Limp Bizkit’s Saturday night set marked the point when Woodstock ’99’s problems erupted. By the time the band took to the stage, the crowd had been baking in the sun without shade for two days and forced to pay ridiculously inflated prices for basic food and drink. Bizkit shows usually acted as a cathartic release for their audiences. Here, their hour-long set became the spark that set off the powderkeg. By the time they unleashed Break Stuff, the crowd was in the mood to go crazy. Obeying that song‘s instruction, audience members began tearing down the stage and the sound tower. More disturbingly, women were sexually assaulted in the mosh pit by male fans (reports of gang rapes also emerged afterwards).

Fred Durst tried to calm things down during Limp Bizkit’s set. “Don’t let anybody get hurt, but I don’t think you should mellow out,” he said. “That’s what Alanis Morissette had you motherfuckers do. If someone falls, pick ’em up.”

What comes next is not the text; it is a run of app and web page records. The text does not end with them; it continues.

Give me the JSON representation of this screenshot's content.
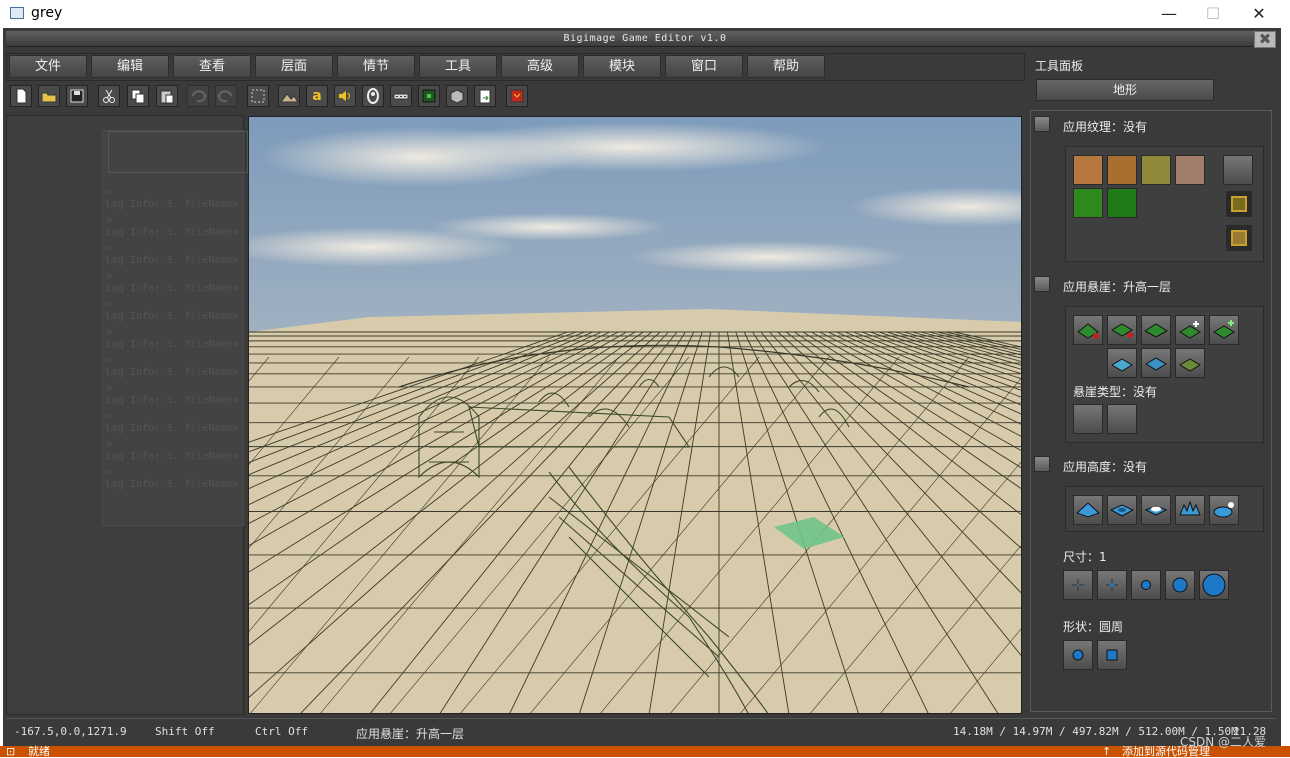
{
  "window": {
    "title": "grey",
    "minimize": "—",
    "maximize": "☐",
    "close": "✕"
  },
  "editor": {
    "title": "Bigimage Game Editor v1.0",
    "close": "✖"
  },
  "menu": [
    "文件",
    "编辑",
    "查看",
    "层面",
    "情节",
    "工具",
    "高级",
    "模块",
    "窗口",
    "帮助"
  ],
  "toolbar_icons": [
    "new-file-icon",
    "open-folder-icon",
    "save-icon",
    "cut-icon",
    "copy-icon",
    "paste-icon",
    "undo-icon",
    "redo-icon",
    "select-rect-icon",
    "terrain-icon",
    "text-a-icon",
    "sound-icon",
    "spawn-icon",
    "road-icon",
    "minimap-icon",
    "object-box-icon",
    "export-icon",
    "record-icon"
  ],
  "log": {
    "lines": [
      "Log Info: 3. fileName=",
      "Log Info: 3. fileName=",
      "Log Info: 3. fileName=",
      "Log Info: 3. fileName=",
      "Log Info: 3. fileName=",
      "Log Info: 3. fileName=",
      "Log Info: 3. fileName=",
      "Log Info: 3. fileName=",
      "Log Info: 3. fileName=",
      "Log Info: 3. fileName=",
      "Log Info: 3. fileName="
    ]
  },
  "panel": {
    "title": "工具面板",
    "mode_button": "地形",
    "texture": {
      "label": "应用纹理：没有",
      "colors": [
        "#b7783e",
        "#a8702f",
        "#8f8a3a",
        "#a27d6c",
        "#2e8a1d",
        "#1f7a1a"
      ]
    },
    "cliff": {
      "label": "应用悬崖：升高一层",
      "type_label": "悬崖类型：没有"
    },
    "height": {
      "label": "应用高度：没有"
    },
    "size": {
      "label": "尺寸：1"
    },
    "shape": {
      "label": "形状：圆周"
    }
  },
  "status": {
    "coords": "-167.5,0.0,1271.9",
    "shift": "Shift Off",
    "ctrl": "Ctrl Off",
    "mode": "应用悬崖：升高一层",
    "memory": "14.18M / 14.97M / 497.82M / 512.00M / 1.50M",
    "fps": "21.28"
  },
  "bottom": {
    "left": "就绪",
    "middle": "添加到源代码管理",
    "watermark": "CSDN @二人爱"
  }
}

Different people in the documentary express conflicting views of what happened. “[Limp Bizkit] don’t give a fuck,” says Korn’s Jonathan Davis. “[Durst] was just the ring leader. He’d get people to do the craziest shit.”

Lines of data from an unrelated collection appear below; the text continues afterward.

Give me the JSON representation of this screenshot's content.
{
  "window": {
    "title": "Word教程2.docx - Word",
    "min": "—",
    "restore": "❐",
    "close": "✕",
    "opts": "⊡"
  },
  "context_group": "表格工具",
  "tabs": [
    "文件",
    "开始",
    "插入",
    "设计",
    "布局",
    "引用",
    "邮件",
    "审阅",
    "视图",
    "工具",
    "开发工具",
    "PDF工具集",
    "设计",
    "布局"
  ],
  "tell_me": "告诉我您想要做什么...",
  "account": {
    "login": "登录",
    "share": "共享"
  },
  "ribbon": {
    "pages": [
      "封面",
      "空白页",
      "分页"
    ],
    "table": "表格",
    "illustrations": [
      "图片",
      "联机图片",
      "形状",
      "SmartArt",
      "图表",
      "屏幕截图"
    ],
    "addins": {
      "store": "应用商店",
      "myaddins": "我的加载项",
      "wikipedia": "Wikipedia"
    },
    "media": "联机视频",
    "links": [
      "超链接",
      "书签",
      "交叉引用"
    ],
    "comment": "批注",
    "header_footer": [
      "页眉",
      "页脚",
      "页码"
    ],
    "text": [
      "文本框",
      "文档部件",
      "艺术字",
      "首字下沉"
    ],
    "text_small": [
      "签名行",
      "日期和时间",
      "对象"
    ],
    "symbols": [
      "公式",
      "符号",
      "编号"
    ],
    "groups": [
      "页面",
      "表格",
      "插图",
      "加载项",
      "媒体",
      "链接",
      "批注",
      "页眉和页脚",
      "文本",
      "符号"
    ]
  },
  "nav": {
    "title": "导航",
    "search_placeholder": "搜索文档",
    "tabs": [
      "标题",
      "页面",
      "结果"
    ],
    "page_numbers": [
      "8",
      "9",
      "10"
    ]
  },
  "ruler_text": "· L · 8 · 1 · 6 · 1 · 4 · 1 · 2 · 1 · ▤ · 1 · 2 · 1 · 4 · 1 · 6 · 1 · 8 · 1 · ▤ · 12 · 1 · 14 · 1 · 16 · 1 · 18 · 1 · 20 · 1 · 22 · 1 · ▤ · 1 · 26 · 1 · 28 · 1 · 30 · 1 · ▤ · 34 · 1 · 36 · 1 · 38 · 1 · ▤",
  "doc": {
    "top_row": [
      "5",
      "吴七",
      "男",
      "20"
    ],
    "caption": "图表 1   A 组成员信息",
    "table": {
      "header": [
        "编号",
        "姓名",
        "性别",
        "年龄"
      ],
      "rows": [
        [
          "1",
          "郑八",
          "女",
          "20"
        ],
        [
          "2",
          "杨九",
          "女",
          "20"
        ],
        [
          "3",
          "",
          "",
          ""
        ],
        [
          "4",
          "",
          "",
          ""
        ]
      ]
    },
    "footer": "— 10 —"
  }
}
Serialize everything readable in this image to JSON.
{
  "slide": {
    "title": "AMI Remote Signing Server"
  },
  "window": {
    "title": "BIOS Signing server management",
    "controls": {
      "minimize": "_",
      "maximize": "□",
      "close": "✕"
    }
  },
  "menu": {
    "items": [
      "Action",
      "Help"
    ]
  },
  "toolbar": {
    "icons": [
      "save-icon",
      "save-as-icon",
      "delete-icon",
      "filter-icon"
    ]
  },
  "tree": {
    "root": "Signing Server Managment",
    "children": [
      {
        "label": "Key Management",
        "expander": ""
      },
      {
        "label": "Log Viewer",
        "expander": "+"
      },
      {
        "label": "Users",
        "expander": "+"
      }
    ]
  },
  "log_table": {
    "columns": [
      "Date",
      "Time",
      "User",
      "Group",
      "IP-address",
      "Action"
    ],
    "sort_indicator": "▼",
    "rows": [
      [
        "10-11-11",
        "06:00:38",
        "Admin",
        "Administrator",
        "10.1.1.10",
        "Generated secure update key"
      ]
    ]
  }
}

Another talking head says the singer was stoking the crowd: “Fred Durst wasn’t trying to get them to stop – he was joining in! He got up on a [wooden] board trying to crowdsurf… and I’m like, ‘What is he doing?!’”

Durst himself subsequently shifted the blame for the violence to Lang and festival promoter John Scher. “It’s easy to point the finger and blame [us], but they hired us for what we do – and all we did is what we do,” he said to Variety in 2019. Jamie Crawford agrees. “They had this back-to-back run of Limp Bizkit, Rage Against The Machine and Metallica,” he says. I think that one [metal band] piled on top of another does aggregate to create an atmosphere which is pretty hard to wind in.”

Limp Bizkit’s set was just the start of Woodstock’s problems. On the Sunday, an anti-gun group handed out candles with the intention of holding a vigil during that night’s headline set by the Red Hot Chili Peppers. In the end, the crowd used them to start bonfires during the show: behaviour that was only aggravated when the Chilis opened their encore with a cover of Jimi Hendrix’s Fire.

Over the course of the festival, everyone had been told to expect a massive surprise to end the Sunday with a bang. According to Trainwreck, people were expecting stars as enormous as Michael Jackson, or even an Appetite For Destruction-era Guns N’ Roses reunion. What they got was video footage of Jimi Hendrix playing in 1969. What followed was a night-long riot, closing Woodstock ’99 on an appropriately bleak note.

Despite the enormous array of mistakes over the course of the weekend, Crawford doesn’t lay the blame for Woodstock ’99 at any one person’s feet. Still, Scher is the closest thing to Trainwreck’s villain. By his own admission, the festival boss knew almost nothing about the bands he was booking. He also overruled everyone else on his team to make Griffiss Air Force Base – an airfield with no shade whatsoever – the venue for a summertime festival, later downplaying Woodstock ’99’s issues as “isolated”.

“It was a huge venue and the most senior staff weren’t out in the trenches,” explains Crawford. “Some of the more junior staff who worked the festival gave a very different assessment of what happened.”

To the filmmaker, it was a perfect storm of bad decisions and bad luck at every level that made Woodstock ’99 the mess it was.

“We’re not necessarily hammering home a message that we should take for today,” he says, before summarising: “Blaming metal for Woodstock ’99 would be like when people blame certain disasters on video games.”

Trainwreck: Woodstock ’99 is streaming on Netflix from August 3.

Matt Mills
Matt Mills

Louder’s resident Cult Of Luna obsessive was still at uni when he joined the team in 2017. Since then, Matt’s become a regular in Prog and Metal Hammer, at his happiest when interviewing the most forward-thinking artists heavy music can muster. He’s got bylines in The Guardian, The Telegraph, NME, Guitar and many others, too. When he’s not writing, you’ll probably find him skydiving, scuba diving or coasteering.